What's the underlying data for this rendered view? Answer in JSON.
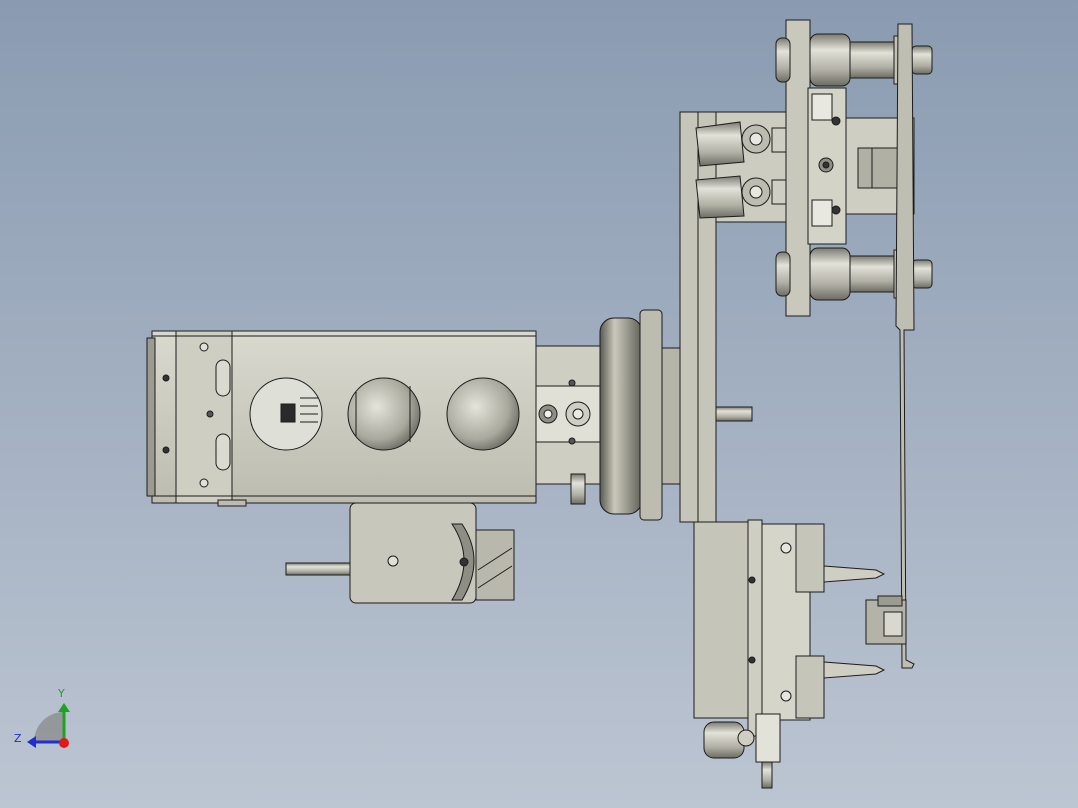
{
  "viewport": {
    "background_top": "#8a9bb1",
    "background_bottom": "#bcc5d2",
    "part_fill": "#c9c8bb",
    "part_fill_light": "#dcdcd2",
    "part_fill_dark": "#8e8e84",
    "edge_color": "#1c1c1c"
  },
  "triad": {
    "y_label": "Y",
    "z_label": "Z",
    "y_color": "#1fa31f",
    "z_color": "#1f2fd0",
    "x_color": "#e01a1a"
  }
}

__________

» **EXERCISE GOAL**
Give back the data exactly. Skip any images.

» **OUTPUT BELOW**
What's the underlying data for this rendered view? Answer in JSON.
{
  "viewport": {
    "background_top": "#8a9bb1",
    "background_bottom": "#bcc5d2",
    "part_fill": "#c9c8bb",
    "part_fill_light": "#dcdcd2",
    "part_fill_dark": "#8e8e84",
    "edge_color": "#1c1c1c"
  },
  "triad": {
    "y_label": "Y",
    "z_label": "Z",
    "y_color": "#1fa31f",
    "z_color": "#1f2fd0",
    "x_color": "#e01a1a"
  }
}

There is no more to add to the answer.